Indepth Arts News: |
"David Claerbout: Present - Download an Amaryllis, Gerbera or a Rose for Your Computer"
2000-11-09 until 2000-12-31
Dia Center for the Arts
New York, NY,
On November 9, 2000, Dia Center for the Arts will launch
Present, a work devised by David Claerbout for Dia's series
of artists' projects for the world wide web. The address for
the project will be http://www.diacenter.org/claerbout. An
event celebrating the project will be held in Dia's bookstore
on November 9th, 2000 at 548 West 22nd Street, New York City,
For his first computer-based artwork, Claerbout offers visitors
the choice of three flowers to download from the internet. An
amaryllis, gerbera, or red rose will then live on each
visitor's computer for approximately one week, after which time
it will remove itself, leaving a seed to send to someone else.
During the flower's lifespan, the user will be able to view it
by clicking on a desktop icon. Depending on the local time, a
brief, looping video of the flower will appear in morning,
afternoon or evening light, or darkness.
Present responds to Claerbout's struggle with the lack of
body, or presence, on the internet, while building on his
interest in using video and digital technology to animate
imagery so that a temporal relationship is created between the
viewer and the work. In his 1999 interactive video projection,
Untitled (Carl and Julie), the viewer encounters a man sitting
outside on a patio talking with a girl who has her back to the
viewer. When the viewer triggers a sensor, the girl turns her
head to look out of the scene, involving the viewer in the
moment of the image. With Present, Claerbout expands on his
interest in temporal relationships linking image and viewer by
engaging the media of digital technology and the internet. Even
though the flower lives in a wholly digital environment, it
manifests the rhythms of an organic lifecycle as in real time.

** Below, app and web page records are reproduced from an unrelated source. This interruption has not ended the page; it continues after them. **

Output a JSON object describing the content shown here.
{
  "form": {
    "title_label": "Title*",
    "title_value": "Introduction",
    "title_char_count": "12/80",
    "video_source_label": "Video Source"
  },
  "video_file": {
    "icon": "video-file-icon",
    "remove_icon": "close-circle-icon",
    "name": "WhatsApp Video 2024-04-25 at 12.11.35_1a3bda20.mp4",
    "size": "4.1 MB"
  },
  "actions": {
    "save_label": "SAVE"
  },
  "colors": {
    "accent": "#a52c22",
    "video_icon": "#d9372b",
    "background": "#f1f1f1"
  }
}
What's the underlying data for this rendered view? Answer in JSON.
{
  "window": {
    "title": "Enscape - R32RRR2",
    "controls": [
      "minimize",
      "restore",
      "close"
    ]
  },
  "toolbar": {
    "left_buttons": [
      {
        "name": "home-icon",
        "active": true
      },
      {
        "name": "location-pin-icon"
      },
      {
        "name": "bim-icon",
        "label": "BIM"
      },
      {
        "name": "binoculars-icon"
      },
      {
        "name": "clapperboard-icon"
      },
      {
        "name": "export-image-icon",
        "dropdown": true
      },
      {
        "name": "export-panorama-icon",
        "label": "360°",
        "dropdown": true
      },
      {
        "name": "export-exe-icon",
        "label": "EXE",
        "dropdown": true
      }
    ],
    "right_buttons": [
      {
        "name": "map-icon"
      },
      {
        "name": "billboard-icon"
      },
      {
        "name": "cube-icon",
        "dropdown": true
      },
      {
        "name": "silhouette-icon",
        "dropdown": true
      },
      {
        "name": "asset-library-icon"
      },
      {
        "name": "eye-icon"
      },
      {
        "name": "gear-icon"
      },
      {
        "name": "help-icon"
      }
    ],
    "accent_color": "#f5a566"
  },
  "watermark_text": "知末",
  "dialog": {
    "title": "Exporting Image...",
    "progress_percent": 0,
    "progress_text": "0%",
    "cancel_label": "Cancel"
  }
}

Its presence and eventual (automatic) disappearance interject
real world temporality into a digital environment where time
normally lacks organic reference. Extending the natural
metaphor, the seed that remains after the flower is gone can be
given as a gift, complete with a message from the sender. In
this sense, Present reflects on its context: the gift economy
in which most network-based art is created.
Funding for Dia's series of artists' projects for the web has
been provided by the New York State Council on the Arts.
Photography for the project was done by Philip Bol and
programming was done by Peter Berry, Steven Fujita and John
Sharp of Tall Software.